> Dataset excerpts:
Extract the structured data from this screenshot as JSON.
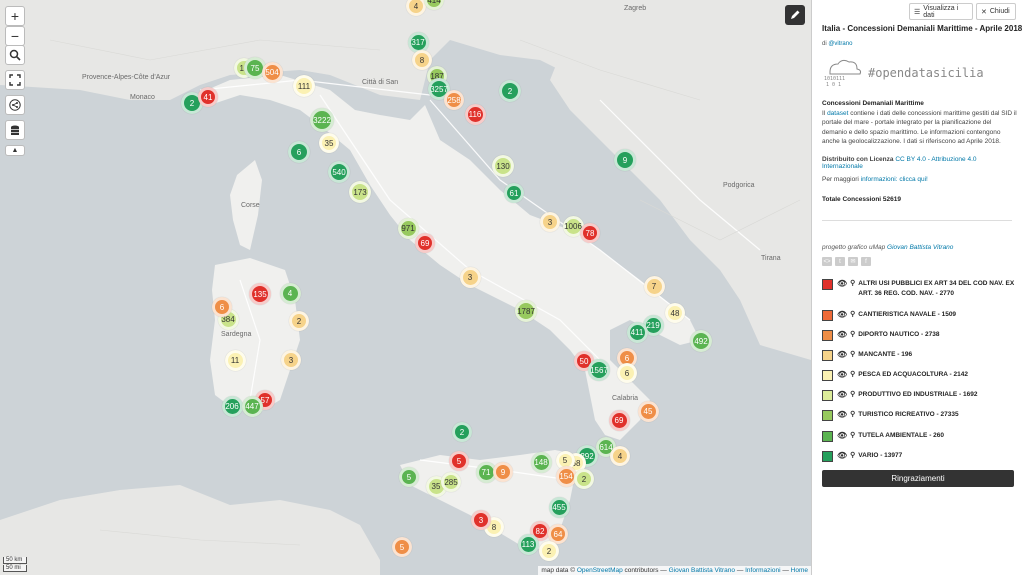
{
  "map": {
    "place_labels": [
      {
        "text": "Monaco"
      },
      {
        "text": "Città di San"
      },
      {
        "text": "Provence-Alpes-Côte d'Azur"
      },
      {
        "text": "Corse"
      },
      {
        "text": "Sardegna"
      },
      {
        "text": "Calabria"
      },
      {
        "text": "Podgorica"
      },
      {
        "text": "Tirana"
      },
      {
        "text": "Zagreb"
      }
    ],
    "clusters": [
      {
        "label": "4",
        "color": "#f6d38a",
        "dark": true
      },
      {
        "label": "414",
        "color": "#97c95e",
        "dark": true
      },
      {
        "label": "317",
        "color": "#25a05c"
      },
      {
        "label": "8",
        "color": "#f6d38a",
        "dark": true
      },
      {
        "label": "187",
        "color": "#97c95e",
        "dark": true
      },
      {
        "label": "3257",
        "color": "#25a05c"
      },
      {
        "label": "258",
        "color": "#ef8e47"
      },
      {
        "label": "116",
        "color": "#e0312b"
      },
      {
        "label": "2",
        "color": "#25a05c"
      },
      {
        "label": "9",
        "color": "#25a05c"
      },
      {
        "label": "10",
        "color": "#c9e38a",
        "dark": true
      },
      {
        "label": "75",
        "color": "#5bb451"
      },
      {
        "label": "504",
        "color": "#ef8e47"
      },
      {
        "label": "111",
        "color": "#fbf1b3",
        "dark": true
      },
      {
        "label": "2",
        "color": "#25a05c"
      },
      {
        "label": "41",
        "color": "#e0312b"
      },
      {
        "label": "3222",
        "color": "#5bb451"
      },
      {
        "label": "6",
        "color": "#25a05c"
      },
      {
        "label": "35",
        "color": "#fbf1b3",
        "dark": true
      },
      {
        "label": "540",
        "color": "#25a05c"
      },
      {
        "label": "173",
        "color": "#c9e38a",
        "dark": true
      },
      {
        "label": "130",
        "color": "#c9e38a",
        "dark": true
      },
      {
        "label": "61",
        "color": "#25a05c"
      },
      {
        "label": "3",
        "color": "#f6d38a",
        "dark": true
      },
      {
        "label": "1006",
        "color": "#c9e38a",
        "dark": true
      },
      {
        "label": "78",
        "color": "#e0312b"
      },
      {
        "label": "971",
        "color": "#97c95e",
        "dark": true
      },
      {
        "label": "69",
        "color": "#e0312b"
      },
      {
        "label": "3",
        "color": "#f6d38a",
        "dark": true
      },
      {
        "label": "1787",
        "color": "#97c95e",
        "dark": true
      },
      {
        "label": "7",
        "color": "#f6d38a",
        "dark": true
      },
      {
        "label": "219",
        "color": "#25a05c"
      },
      {
        "label": "48",
        "color": "#fbf1b3",
        "dark": true
      },
      {
        "label": "411",
        "color": "#25a05c"
      },
      {
        "label": "492",
        "color": "#5bb451"
      },
      {
        "label": "50",
        "color": "#e0312b"
      },
      {
        "label": "6",
        "color": "#ef8e47"
      },
      {
        "label": "1567",
        "color": "#25a05c"
      },
      {
        "label": "6",
        "color": "#fbf1b3",
        "dark": true
      },
      {
        "label": "45",
        "color": "#ef8e47"
      },
      {
        "label": "69",
        "color": "#e0312b"
      },
      {
        "label": "135",
        "color": "#e0312b"
      },
      {
        "label": "4",
        "color": "#5bb451"
      },
      {
        "label": "384",
        "color": "#c9e38a",
        "dark": true
      },
      {
        "label": "6",
        "color": "#ef8e47"
      },
      {
        "label": "2",
        "color": "#f6d38a",
        "dark": true
      },
      {
        "label": "11",
        "color": "#fbf1b3",
        "dark": true
      },
      {
        "label": "3",
        "color": "#f6d38a",
        "dark": true
      },
      {
        "label": "57",
        "color": "#e0312b"
      },
      {
        "label": "206",
        "color": "#25a05c"
      },
      {
        "label": "447",
        "color": "#5bb451"
      },
      {
        "label": "2",
        "color": "#25a05c"
      },
      {
        "label": "614",
        "color": "#5bb451"
      },
      {
        "label": "292",
        "color": "#25a05c"
      },
      {
        "label": "4",
        "color": "#f6d38a",
        "dark": true
      },
      {
        "label": "148",
        "color": "#5bb451"
      },
      {
        "label": "68",
        "color": "#fbf1b3",
        "dark": true
      },
      {
        "label": "5",
        "color": "#fbf1b3",
        "dark": true
      },
      {
        "label": "154",
        "color": "#ef8e47"
      },
      {
        "label": "2",
        "color": "#c9e38a",
        "dark": true
      },
      {
        "label": "71",
        "color": "#5bb451"
      },
      {
        "label": "9",
        "color": "#ef8e47"
      },
      {
        "label": "5",
        "color": "#5bb451"
      },
      {
        "label": "35",
        "color": "#c9e38a",
        "dark": true
      },
      {
        "label": "285",
        "color": "#c9e38a",
        "dark": true
      },
      {
        "label": "455",
        "color": "#25a05c"
      },
      {
        "label": "8",
        "color": "#fbf1b3",
        "dark": true
      },
      {
        "label": "3",
        "color": "#e0312b"
      },
      {
        "label": "82",
        "color": "#e0312b"
      },
      {
        "label": "64",
        "color": "#ef8e47"
      },
      {
        "label": "113",
        "color": "#25a05c"
      },
      {
        "label": "2",
        "color": "#fbf1b3",
        "dark": true
      },
      {
        "label": "5",
        "color": "#ef8e47"
      },
      {
        "label": "5",
        "color": "#e0312b"
      }
    ],
    "scale_labels": [
      "50 km",
      "50 mi"
    ],
    "attribution": {
      "prefix": "map data ©",
      "osm": "OpenStreetMap",
      "contrib": "contributors —",
      "author": "Giovan Battista Vitrano",
      "sep": "—",
      "info": "Informazioni",
      "home": "Home"
    }
  },
  "panel": {
    "view_data_btn": "Visualizza i dati",
    "close_btn": "Chiudi",
    "title": "Italia - Concessioni Demaniali Marittime - Aprile 2018",
    "by_prefix": "di",
    "by_user": "@vitrano",
    "logo_text": "#opendatasicilia",
    "desc_heading": "Concessioni Demaniali Marittime",
    "desc_p1": "Il",
    "desc_link": "dataset",
    "desc_p2": "contiene i dati delle concessioni marittime gestiti dal SID il portale del mare - portale integrato per la pianificazione del demanio e dello spazio marittimo. Le informazioni contengono anche la geolocalizzazione. I dati si riferiscono ad Aprile 2018.",
    "license_label": "Distribuito con Licenza",
    "license_link": "CC BY 4.0 - Attribuzione 4.0 Internazionale",
    "more_info_prefix": "Per maggiori",
    "more_info_link": "informazioni: clicca qui!",
    "total": "Totale Concessioni 52619",
    "credit_prefix": "progetto grafico uMap",
    "credit_link": "Giovan Battista Vitrano",
    "legend": [
      {
        "label": "ALTRI USI PUBBLICI EX ART 34 DEL COD NAV. EX ART. 36 REG. COD. NAV. - 2770",
        "color": "#e0312b"
      },
      {
        "label": "CANTIERISTICA NAVALE - 1509",
        "color": "#ee6a38"
      },
      {
        "label": "DIPORTO NAUTICO - 2738",
        "color": "#ef8e47"
      },
      {
        "label": "MANCANTE - 196",
        "color": "#f6d38a"
      },
      {
        "label": "PESCA ED ACQUACOLTURA - 2142",
        "color": "#fbf1b3"
      },
      {
        "label": "PRODUTTIVO ED INDUSTRIALE - 1692",
        "color": "#dcec9a"
      },
      {
        "label": "TURISTICO RICREATIVO - 27335",
        "color": "#97c95e"
      },
      {
        "label": "TUTELA AMBIENTALE - 260",
        "color": "#5bb451"
      },
      {
        "label": "VARIO - 13977",
        "color": "#25a05c"
      }
    ],
    "thanks_btn": "Ringraziamenti"
  }
}
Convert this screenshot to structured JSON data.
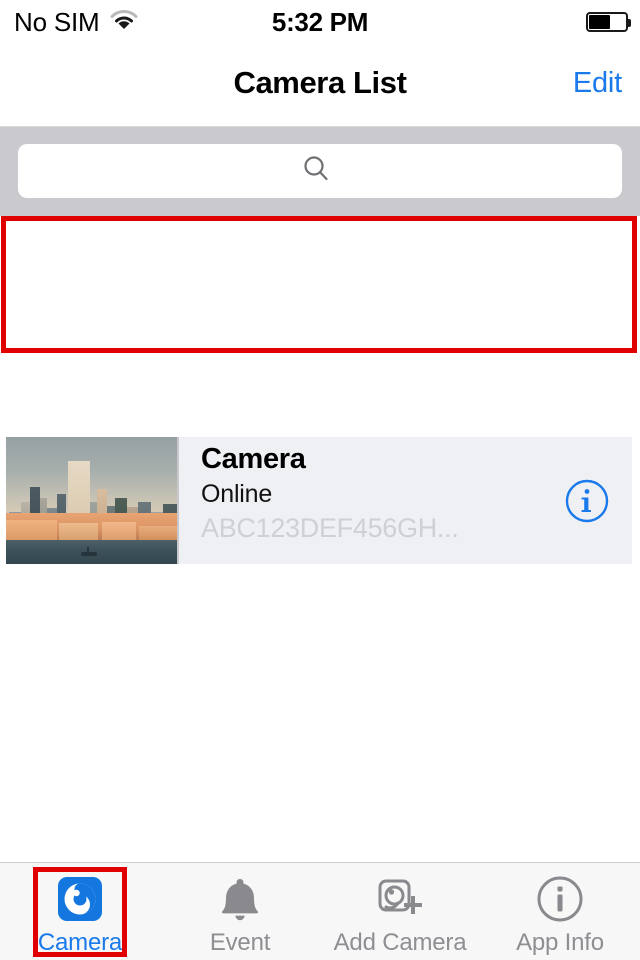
{
  "status_bar": {
    "carrier": "No SIM",
    "wifi_icon": "wifi-icon",
    "time": "5:32 PM",
    "battery_icon": "battery-icon",
    "battery_level_percent": 55
  },
  "nav_bar": {
    "title": "Camera List",
    "edit_label": "Edit",
    "accent_color": "#1a7aec"
  },
  "search": {
    "icon": "search-icon",
    "value": "",
    "placeholder": ""
  },
  "camera_list": {
    "rows": [
      {
        "name": "Camera",
        "status": "Online",
        "uid": "ABC123DEF456GH...",
        "thumbnail": "city-skyline-harbor-thumbnail",
        "info_button_icon": "info-circle-icon",
        "highlighted": true
      }
    ],
    "highlight_color": "#e00000"
  },
  "tab_bar": {
    "items": [
      {
        "label": "Camera",
        "icon": "camera-icon",
        "selected": true,
        "highlighted": true
      },
      {
        "label": "Event",
        "icon": "bell-icon",
        "selected": false,
        "highlighted": false
      },
      {
        "label": "Add Camera",
        "icon": "add-camera-icon",
        "selected": false,
        "highlighted": false
      },
      {
        "label": "App Info",
        "icon": "info-circle-icon",
        "selected": false,
        "highlighted": false
      }
    ],
    "selected_color": "#1a7aec",
    "inactive_color": "#8e8e93"
  }
}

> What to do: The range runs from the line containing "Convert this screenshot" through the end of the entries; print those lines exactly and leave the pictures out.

> Response to this exercise:
Convert this screenshot to structured JSON data.
{
  "status_bar": {
    "carrier": "No SIM",
    "wifi_icon": "wifi-icon",
    "time": "5:32 PM",
    "battery_icon": "battery-icon",
    "battery_level_percent": 55
  },
  "nav_bar": {
    "title": "Camera List",
    "edit_label": "Edit",
    "accent_color": "#1a7aec"
  },
  "search": {
    "icon": "search-icon",
    "value": "",
    "placeholder": ""
  },
  "camera_list": {
    "rows": [
      {
        "name": "Camera",
        "status": "Online",
        "uid": "ABC123DEF456GH...",
        "thumbnail": "city-skyline-harbor-thumbnail",
        "info_button_icon": "info-circle-icon",
        "highlighted": true
      }
    ],
    "highlight_color": "#e00000"
  },
  "tab_bar": {
    "items": [
      {
        "label": "Camera",
        "icon": "camera-icon",
        "selected": true,
        "highlighted": true
      },
      {
        "label": "Event",
        "icon": "bell-icon",
        "selected": false,
        "highlighted": false
      },
      {
        "label": "Add Camera",
        "icon": "add-camera-icon",
        "selected": false,
        "highlighted": false
      },
      {
        "label": "App Info",
        "icon": "info-circle-icon",
        "selected": false,
        "highlighted": false
      }
    ],
    "selected_color": "#1a7aec",
    "inactive_color": "#8e8e93"
  }
}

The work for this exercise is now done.